Meanwhile there is another game of chicken being played in the U.S. government this week. A package of mandated spending cuts worth $85 billion known as the sequester are expected to kick in on March 1st. If Republicans and Democrats want to avoid these budget cuts, they need to come to a compromise and so far, there is little sign that they are willing to do so. Based on the rise in U.S. stocks today, equity traders aren't worried perhaps because we've been down this road before with the debt ceiling and survived. Also, the numbers aren't enormous - only $50B worth of cuts are expected this year, or the equivalent of 0.5% of GDP. While any type of budget cut will be painful for the U.S. economy and erode U.S. growth, Congress will most likely agree on a last minute deal. They could also make changes or cancel the cuts once they start to see the impact on the economy. Psychologically however, allowing the sequester to happen would still be negative for the dollar in the near term but over the long term, the impact should be nominal.

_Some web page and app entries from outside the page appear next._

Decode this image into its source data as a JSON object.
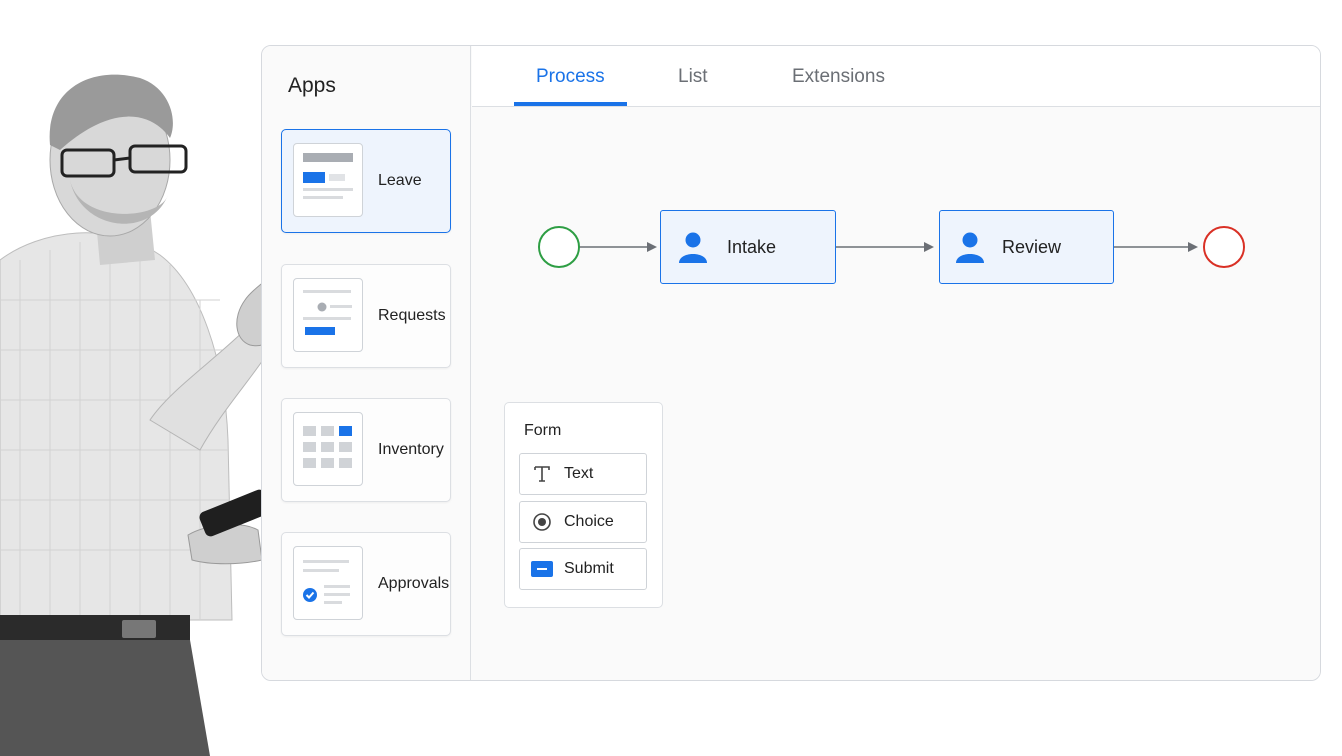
{
  "sidebar": {
    "title": "Apps",
    "apps": [
      {
        "label": "Leave",
        "thumb": "leave-form-thumbnail",
        "selected": true
      },
      {
        "label": "Requests",
        "thumb": "requests-thumbnail",
        "selected": false
      },
      {
        "label": "Inventory",
        "thumb": "inventory-grid-thumbnail",
        "selected": false
      },
      {
        "label": "Approvals",
        "thumb": "approvals-checklist-thumbnail",
        "selected": false
      }
    ]
  },
  "tabs": [
    {
      "label": "Process",
      "active": true
    },
    {
      "label": "List",
      "active": false
    },
    {
      "label": "Extensions",
      "active": false
    }
  ],
  "process": {
    "start_event": "start-circle",
    "tasks": [
      {
        "label": "Intake",
        "icon": "user-icon"
      },
      {
        "label": "Review",
        "icon": "user-icon"
      }
    ],
    "end_event": "end-circle"
  },
  "form": {
    "title": "Form",
    "items": [
      {
        "label": "Text",
        "icon": "text-T-icon"
      },
      {
        "label": "Choice",
        "icon": "radio-icon"
      },
      {
        "label": "Submit",
        "icon": "button-icon"
      }
    ]
  },
  "colors": {
    "accent": "#1a73e8",
    "start": "#2e9e44",
    "end": "#d93025",
    "connector": "#6b6f75"
  }
}
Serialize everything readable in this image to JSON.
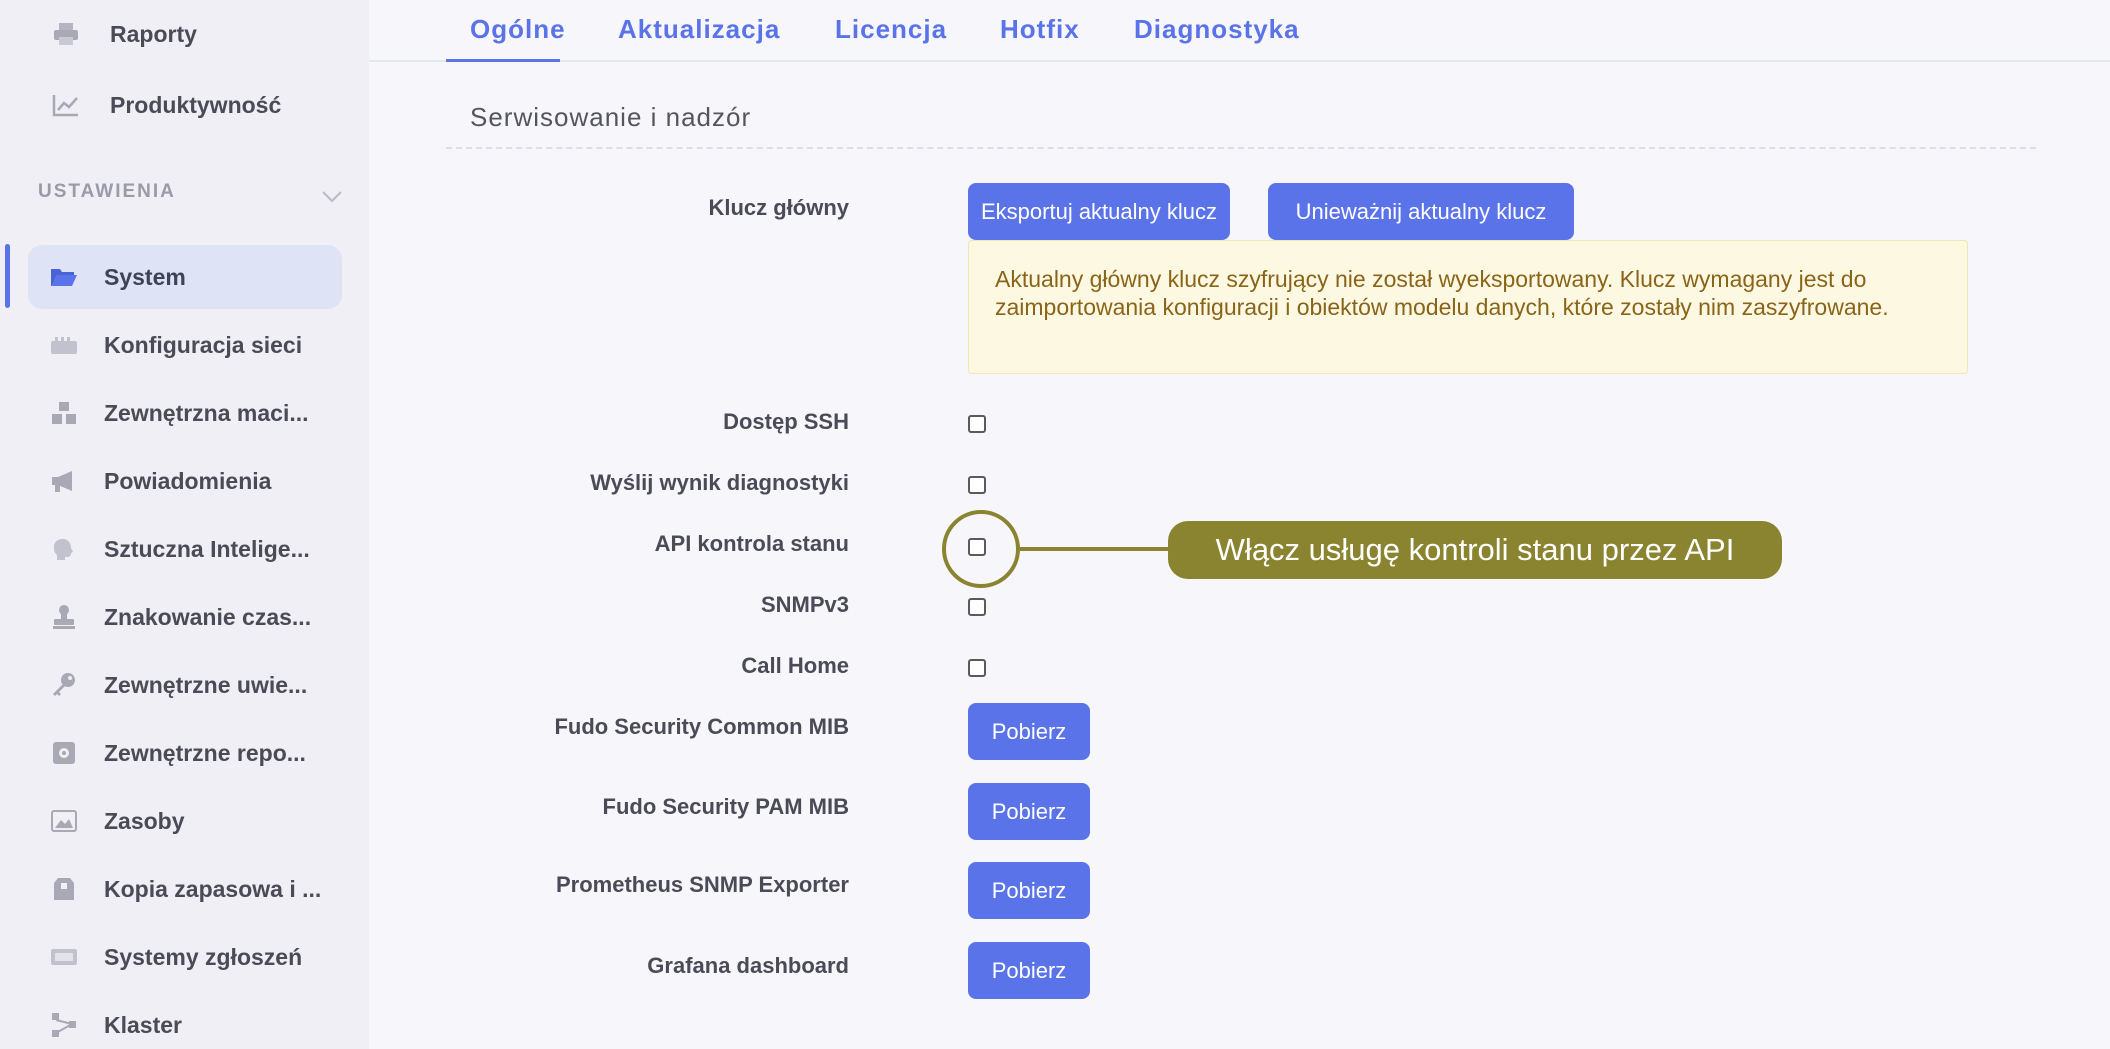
{
  "sidebar": {
    "top_items": [
      {
        "label": "Raporty",
        "icon": "printer-icon"
      },
      {
        "label": "Produktywność",
        "icon": "chart-line-icon"
      }
    ],
    "section_label": "USTAWIENIA",
    "items": [
      {
        "label": "System",
        "icon": "folder-open-icon",
        "active": true
      },
      {
        "label": "Konfiguracja sieci",
        "icon": "network-icon"
      },
      {
        "label": "Zewnętrzna maci...",
        "icon": "cubes-icon"
      },
      {
        "label": "Powiadomienia",
        "icon": "megaphone-icon"
      },
      {
        "label": "Sztuczna Intelige...",
        "icon": "brain-icon"
      },
      {
        "label": "Znakowanie czas...",
        "icon": "stamp-icon"
      },
      {
        "label": "Zewnętrzne uwie...",
        "icon": "key-icon"
      },
      {
        "label": "Zewnętrzne repo...",
        "icon": "vault-icon"
      },
      {
        "label": "Zasoby",
        "icon": "image-icon"
      },
      {
        "label": "Kopia zapasowa i ...",
        "icon": "archive-icon"
      },
      {
        "label": "Systemy zgłoszeń",
        "icon": "ticket-icon"
      },
      {
        "label": "Klaster",
        "icon": "cluster-icon"
      }
    ]
  },
  "tabs": [
    {
      "label": "Ogólne",
      "active": true
    },
    {
      "label": "Aktualizacja"
    },
    {
      "label": "Licencja"
    },
    {
      "label": "Hotfix"
    },
    {
      "label": "Diagnostyka"
    }
  ],
  "section": {
    "title": "Serwisowanie i nadzór"
  },
  "master_key": {
    "label": "Klucz główny",
    "export_button": "Eksportuj aktualny klucz",
    "revoke_button": "Unieważnij aktualny klucz",
    "notice": "Aktualny główny klucz szyfrujący nie został wyeksportowany. Klucz wymagany jest do zaimportowania konfiguracji i obiektów modelu danych, które zostały nim zaszyfrowane."
  },
  "options": [
    {
      "label": "Dostęp SSH",
      "checked": false
    },
    {
      "label": "Wyślij wynik diagnostyki",
      "checked": false
    },
    {
      "label": "API kontrola stanu",
      "checked": false
    },
    {
      "label": "SNMPv3",
      "checked": false
    },
    {
      "label": "Call Home",
      "checked": false
    }
  ],
  "downloads": [
    {
      "label": "Fudo Security Common MIB",
      "button": "Pobierz"
    },
    {
      "label": "Fudo Security PAM MIB",
      "button": "Pobierz"
    },
    {
      "label": "Prometheus SNMP Exporter",
      "button": "Pobierz"
    },
    {
      "label": "Grafana dashboard",
      "button": "Pobierz"
    }
  ],
  "callout": {
    "text": "Włącz usługę kontroli stanu przez API"
  },
  "colors": {
    "accent": "#5b73e8",
    "callout": "#8a8430",
    "notice_bg": "#fdf8e2",
    "notice_text": "#8a6418"
  }
}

As for economic data, we only expect tier 2 economic reports next week. This includes house prices, consumer confidence, new home sales, durable goods, revisions to GDP, personal income, personal spending and the ISM manufacturing reports. All of these numbers will take a back seat to Bernanke's testimony.

Source: Will Bernanke Or Sequester Do More Pain To The Dollar?